Work request
From the entries below, work out the number of lines that hold the word "libra", and give that number alone.

Data
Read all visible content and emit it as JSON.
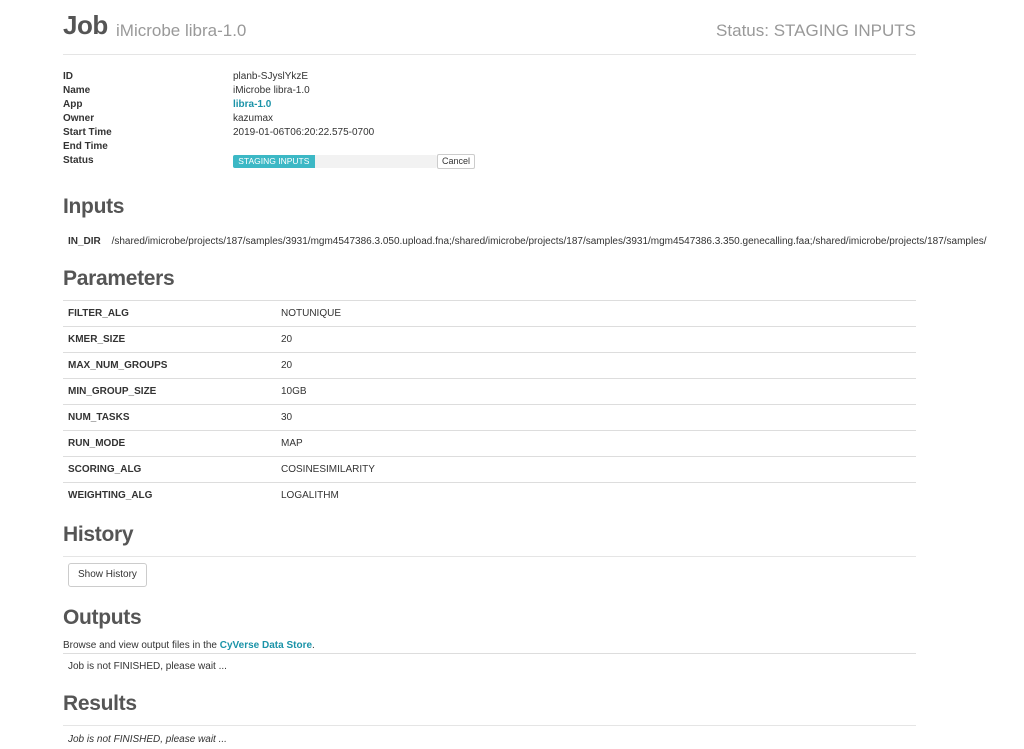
{
  "header": {
    "title": "Job",
    "subtitle": "iMicrobe libra-1.0",
    "status_text": "Status: STAGING INPUTS"
  },
  "info": [
    {
      "label": "ID",
      "value": "planb-SJyslYkzE"
    },
    {
      "label": "Name",
      "value": "iMicrobe libra-1.0"
    },
    {
      "label": "App",
      "value": "libra-1.0"
    },
    {
      "label": "Owner",
      "value": "kazumax"
    },
    {
      "label": "Start Time",
      "value": "2019-01-06T06:20:22.575-0700"
    },
    {
      "label": "End Time",
      "value": ""
    },
    {
      "label": "Status",
      "value": ""
    }
  ],
  "status_progress": {
    "label": "STAGING INPUTS",
    "fraction": 0.4,
    "cancel_label": "Cancel"
  },
  "inputs": {
    "title": "Inputs",
    "key": "IN_DIR",
    "value": "/shared/imicrobe/projects/187/samples/3931/mgm4547386.3.050.upload.fna;/shared/imicrobe/projects/187/samples/3931/mgm4547386.3.350.genecalling.faa;/shared/imicrobe/projects/187/samples/"
  },
  "parameters": {
    "title": "Parameters",
    "rows": [
      {
        "key": "FILTER_ALG",
        "value": "NOTUNIQUE"
      },
      {
        "key": "KMER_SIZE",
        "value": "20"
      },
      {
        "key": "MAX_NUM_GROUPS",
        "value": "20"
      },
      {
        "key": "MIN_GROUP_SIZE",
        "value": "10GB"
      },
      {
        "key": "NUM_TASKS",
        "value": "30"
      },
      {
        "key": "RUN_MODE",
        "value": "MAP"
      },
      {
        "key": "SCORING_ALG",
        "value": "COSINESIMILARITY"
      },
      {
        "key": "WEIGHTING_ALG",
        "value": "LOGALITHM"
      }
    ]
  },
  "history": {
    "title": "History",
    "button_label": "Show History"
  },
  "outputs": {
    "title": "Outputs",
    "desc_prefix": "Browse and view output files in the ",
    "link_label": "CyVerse Data Store",
    "desc_suffix": ".",
    "wait_text": "Job is not FINISHED, please wait ..."
  },
  "results": {
    "title": "Results",
    "wait_text": "Job is not FINISHED, please wait ..."
  },
  "colors": {
    "accent": "#1a93a8",
    "progress": "#3cb8c5"
  }
}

Exercise answer
3